Organizational correlates of access to primary care and mental health services in drug abuse treatment units

Peter D. Friedmann, Jeffrey A. Alexander, Thomas A. D'Aunno

Research output: Contribution to journalArticlepeer-review


Primary care and mental health services improve drug abuse treatment clients' health and treatment outcomes. To examine the association between clients' access to these services and the characteristics of drug treatment organizations, we analyze data from a national survey of the unit directors and clinical supervisors of 618 outpatient drug abuse treatment programs in 1995 (88% response rate). In multivariate models controlling for client characteristics and urban location, public units, units with more human resources, and methadone programs delivered more primary care services. Public units, Joint Commission on Accreditation of Health Care Organizations- accredited units, nonmethadone units, and units with more staff psychiatrists or psychologists delivered more mental health services. We conclude that organizational factors may influence drug abuse treatment clients' access to primary care and mental health services.

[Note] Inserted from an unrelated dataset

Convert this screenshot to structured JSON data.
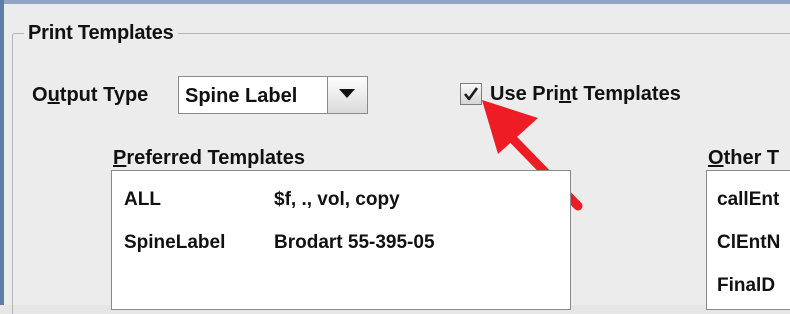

Changes in the treatment system that weaken or eliminate public programs over-burden staff, de-emphasize quality standards or lessen methadone availability may erode recovering clients' tenuous access to these services.

Original languageEnglish (US)
Pages (from-to)71-80
Number of pages10
JournalJournal of Substance Abuse Treatment
Issue number1
StatePublished - Jan 1999


  • Delivery of health care
  • Health service needs and demands
  • Mental health services
  • Substance abuse treatment centers
  • Substance dependence

ASJC Scopus subject areas

  • Phychiatric Mental Health
  • Medicine (miscellaneous)
  • Clinical Psychology
  • Psychiatry and Mental health


Dive into the research topics of 'Organizational correlates of access to primary care and mental health services in drug abuse treatment units'. Together they form a unique fingerprint.

Cite this